You can survive for days with no food and just water. That’s how vital this fluid of life is, and it should be no surprise. Remember that the average adult human body is 50-percent to 65-percent water, (averaging around 57 percent-60 percent).
As it is the ultimate drink water is also the best anti-contaminant. But just how quickly can water turn from life’s main elixir to a toxic cocktail? As quickly as unscrupulous persons turn a quick buck at peddling unsafe bottled water.
Thus…[pq]…the Department of Health warned the public against fly-by-night water refilling stations selling drinking bottled water in downtown streets.[/pq]
DoH Region 6 medical specialist II Dr. Elvie Villalobos said consumers must check for the sanitary and business permits of water retailers or refilling stations before buying or drinking to make sure that the water undergo laboratory test from the Food and Drug Administration.
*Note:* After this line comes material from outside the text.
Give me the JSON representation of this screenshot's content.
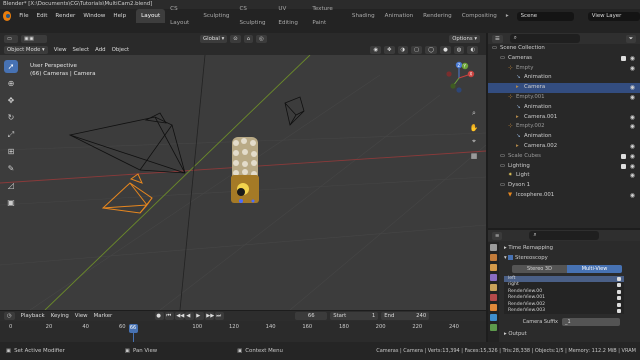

Villalobos said the warning came after their latest test result showed that almost 50 percent of water from underground sources is contaminated with fecal coliform which is not safe for drinking.[pq]Fecal coliform is bacteria found in the fecal material of humans and warm-blooded animals that might cause water-borne diseases and skin allergies.[/pq]
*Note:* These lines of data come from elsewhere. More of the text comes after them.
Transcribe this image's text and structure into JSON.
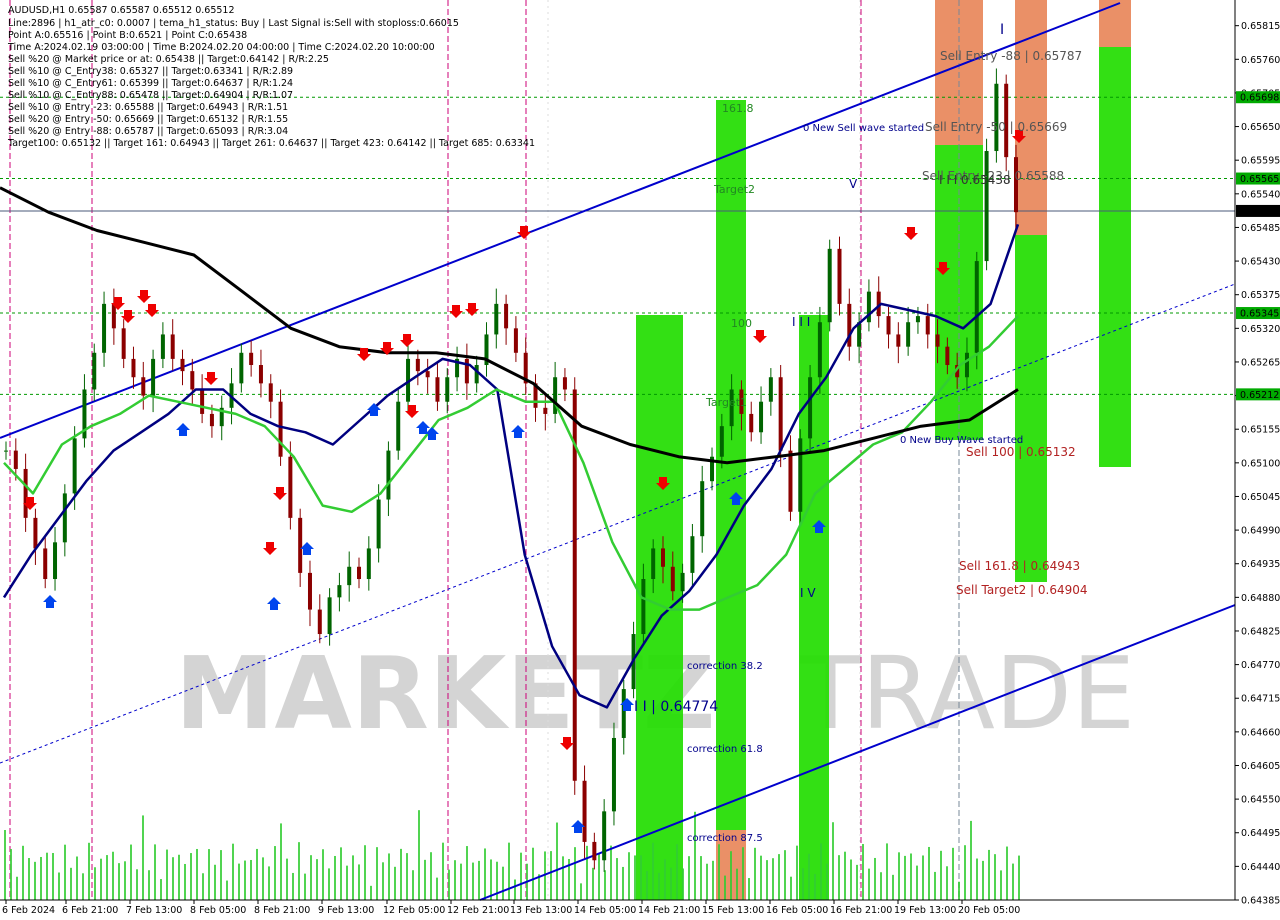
{
  "header": {
    "title": "AUDUSD,H1  0.65587 0.65587 0.65512 0.65512",
    "lines": [
      "Line:2896 | h1_atr_c0: 0.0007 | tema_h1_status: Buy | Last Signal is:Sell with stoploss:0.66015",
      "Point A:0.65516 | Point B:0.6521 | Point C:0.65438",
      "Time A:2024.02.19 03:00:00 | Time B:2024.02.20 04:00:00 | Time C:2024.02.20 10:00:00",
      "Sell %20 @ Market price or at: 0.65438 || Target:0.64142 | R/R:2.25",
      "Sell %10 @ C_Entry38: 0.65327 || Target:0.63341 | R/R:2.89",
      "Sell %10 @ C_Entry61: 0.65399 || Target:0.64637 | R/R:1.24",
      "Sell %10 @ C_Entry88: 0.65478 || Target:0.64904 | R/R:1.07",
      "Sell %10 @ Entry -23: 0.65588 || Target:0.64943 | R/R:1.51",
      "Sell %20 @ Entry -50: 0.65669 || Target:0.65132 | R/R:1.55",
      "Sell %20 @ Entry -88: 0.65787 || Target:0.65093 | R/R:3.04",
      "Target100: 0.65132 || Target 161: 0.64943 || Target 261: 0.64637 || Target 423: 0.64142 || Target 685: 0.63341"
    ]
  },
  "watermark": {
    "left": "MARKETZ",
    "right": "TRADE"
  },
  "colors": {
    "background": "#ffffff",
    "candle_body": "#000000",
    "wick_up": "#006400",
    "wick_down": "#8b0000",
    "tema_blue": "#000080",
    "ma_green": "#33cc33",
    "ma_black": "#000000",
    "channel": "#0000cc",
    "green_zone": "#22dd00",
    "orange_zone": "#e8875a",
    "sell_text": "#b22222",
    "blue_text": "#00008b",
    "dotted_green": "#009900",
    "vline_magenta": "#cc0077",
    "current_price_line": "#4a5a7a"
  },
  "chart_data": {
    "type": "candlestick",
    "symbol": "AUDUSD",
    "timeframe": "H1",
    "ylim": [
      0.64385,
      0.65857
    ],
    "y_ticks": [
      "0.65815",
      "0.65760",
      "0.65705",
      "0.65650",
      "0.65595",
      "0.65540",
      "0.65485",
      "0.65430",
      "0.65375",
      "0.65320",
      "0.65265",
      "0.65210",
      "0.65155",
      "0.65100",
      "0.65045",
      "0.64990",
      "0.64935",
      "0.64880",
      "0.64825",
      "0.64770",
      "0.64715",
      "0.64660",
      "0.64605",
      "0.64550",
      "0.64495",
      "0.64440",
      "0.64385"
    ],
    "x_ticks": [
      "6 Feb 2024",
      "6 Feb 21:00",
      "7 Feb 13:00",
      "8 Feb 05:00",
      "8 Feb 21:00",
      "9 Feb 13:00",
      "12 Feb 05:00",
      "12 Feb 21:00",
      "13 Feb 13:00",
      "14 Feb 05:00",
      "14 Feb 21:00",
      "15 Feb 13:00",
      "16 Feb 05:00",
      "16 Feb 21:00",
      "19 Feb 13:00",
      "20 Feb 05:00"
    ],
    "price_labels": [
      {
        "value": "0.65698",
        "price": 0.65698,
        "color": "#00aa00"
      },
      {
        "value": "0.65565",
        "price": 0.65565,
        "color": "#00aa00"
      },
      {
        "value": "0.65512",
        "price": 0.65512,
        "color": "#000000"
      },
      {
        "value": "0.65345",
        "price": 0.65345,
        "color": "#00aa00"
      },
      {
        "value": "0.65212",
        "price": 0.65212,
        "color": "#00aa00"
      }
    ],
    "close_path": [
      0.6512,
      0.6509,
      0.6501,
      0.6496,
      0.6491,
      0.6497,
      0.6505,
      0.6514,
      0.6522,
      0.6528,
      0.6536,
      0.6532,
      0.6527,
      0.6524,
      0.6521,
      0.6527,
      0.6531,
      0.6527,
      0.6525,
      0.6522,
      0.6518,
      0.6516,
      0.6519,
      0.6523,
      0.6528,
      0.6526,
      0.6523,
      0.652,
      0.6511,
      0.6501,
      0.6492,
      0.6486,
      0.6482,
      0.6488,
      0.649,
      0.6493,
      0.6491,
      0.6496,
      0.6504,
      0.6512,
      0.652,
      0.6527,
      0.6525,
      0.6524,
      0.652,
      0.6524,
      0.6527,
      0.6523,
      0.6526,
      0.6531,
      0.6536,
      0.6532,
      0.6528,
      0.6523,
      0.6519,
      0.6518,
      0.6524,
      0.6522,
      0.6458,
      0.6448,
      0.6445,
      0.6453,
      0.6465,
      0.6473,
      0.6482,
      0.6491,
      0.6496,
      0.6493,
      0.6489,
      0.6492,
      0.6498,
      0.6507,
      0.6511,
      0.6516,
      0.6522,
      0.6518,
      0.6515,
      0.652,
      0.6524,
      0.6512,
      0.6502,
      0.6514,
      0.6524,
      0.6533,
      0.6545,
      0.6536,
      0.6529,
      0.6533,
      0.6538,
      0.6534,
      0.6531,
      0.6529,
      0.6533,
      0.6534,
      0.6531,
      0.6529,
      0.6526,
      0.6524,
      0.6528,
      0.6543,
      0.6561,
      0.6572,
      0.656,
      0.6551
    ],
    "series": [
      {
        "name": "",
        "kind": "tema",
        "values": [
          0.6488,
          0.6495,
          0.6501,
          0.6507,
          0.6512,
          0.6515,
          0.6518,
          0.6522,
          0.6522,
          0.6518,
          0.6516,
          0.6515,
          0.6513,
          0.6517,
          0.6521,
          0.6524,
          0.6527,
          0.6526,
          0.6522,
          0.6495,
          0.648,
          0.6472,
          0.647,
          0.6478,
          0.6485,
          0.6489,
          0.6495,
          0.6503,
          0.6509,
          0.6518,
          0.6524,
          0.6532,
          0.6536,
          0.6535,
          0.6534,
          0.6532,
          0.6536,
          0.6549
        ]
      },
      {
        "name": "",
        "kind": "ma_green",
        "values": [
          0.651,
          0.6505,
          0.6513,
          0.6516,
          0.6518,
          0.6521,
          0.652,
          0.6519,
          0.6518,
          0.6516,
          0.6511,
          0.6503,
          0.6502,
          0.6505,
          0.6511,
          0.6517,
          0.6519,
          0.6522,
          0.652,
          0.652,
          0.651,
          0.6497,
          0.6488,
          0.6486,
          0.6486,
          0.6488,
          0.649,
          0.6495,
          0.6505,
          0.6509,
          0.6513,
          0.6515,
          0.652,
          0.6526,
          0.6529,
          0.6534
        ]
      },
      {
        "name": "",
        "kind": "ma_black",
        "values": [
          0.6555,
          0.6551,
          0.6548,
          0.6546,
          0.6544,
          0.6538,
          0.6532,
          0.6529,
          0.6528,
          0.6528,
          0.6527,
          0.6523,
          0.6516,
          0.6513,
          0.6511,
          0.651,
          0.6511,
          0.6512,
          0.6514,
          0.6516,
          0.6517,
          0.6522
        ]
      }
    ]
  },
  "annotations": {
    "sell_entry_88": "Sell Entry -88 | 0.65787",
    "sell_entry_50": "Sell Entry -50 | 0.65669",
    "sell_entry_23": "Sell Entry -23 | 0.65588",
    "sell_100": "Sell 100 | 0.65132",
    "sell_161": "Sell 161.8 | 0.64943",
    "sell_target2": "Sell Target2 | 0.64904",
    "new_sell_wave": "0 New Sell wave started",
    "new_buy_wave": "0 New Buy Wave started",
    "buy_level": "I I | 0.64774",
    "buy_level_small": "I I I 0.65438",
    "corr_38": "correction 38.2",
    "corr_61": "correction 61.8",
    "corr_87": "correction 87.5",
    "lbl_161": "161.8",
    "lbl_target2": "Target2",
    "lbl_100": "100",
    "lbl_target1": "Target1",
    "wave_v": "V",
    "wave_iv": "I V",
    "wave_iii": "I I I",
    "wave_i": "I"
  }
}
Villalobos noted that most of these drinking water refilling stations get their water supplies from deep wells, shallow tube-well and the Metro Iloilo Water District.
“We should be careful of these bottled water being sold in downtown or streets. Some of them are unsafe for drinking. If we are not sure of the water we take, we better boil it to prevent diarrhea and other water-borne diseases,” she stressed.
Villalobos said septic tanks from households constitute a big factor in the contamination of underground water. He stressed deep wells and water pumps should be 25 meters away from septic tanks.
In Iloilo City, there are around 200 water-refilling stations operating, but some of them had not secured sanitary permits.
The City Health Office issues a sanitary permit to a water refilling station after the submission of an operational permit issued by the DoH.
Under the Sanitation Code, “no water supply source shall be operated for drinking purpose without an operational permit”.
Before the DoH could issue an operational permit, an applicant is required to identify the location of its business and to submit the water refilling station’s sanitary plan, piping layout, technical description and schematic diagram.
– DFF, Medical Observer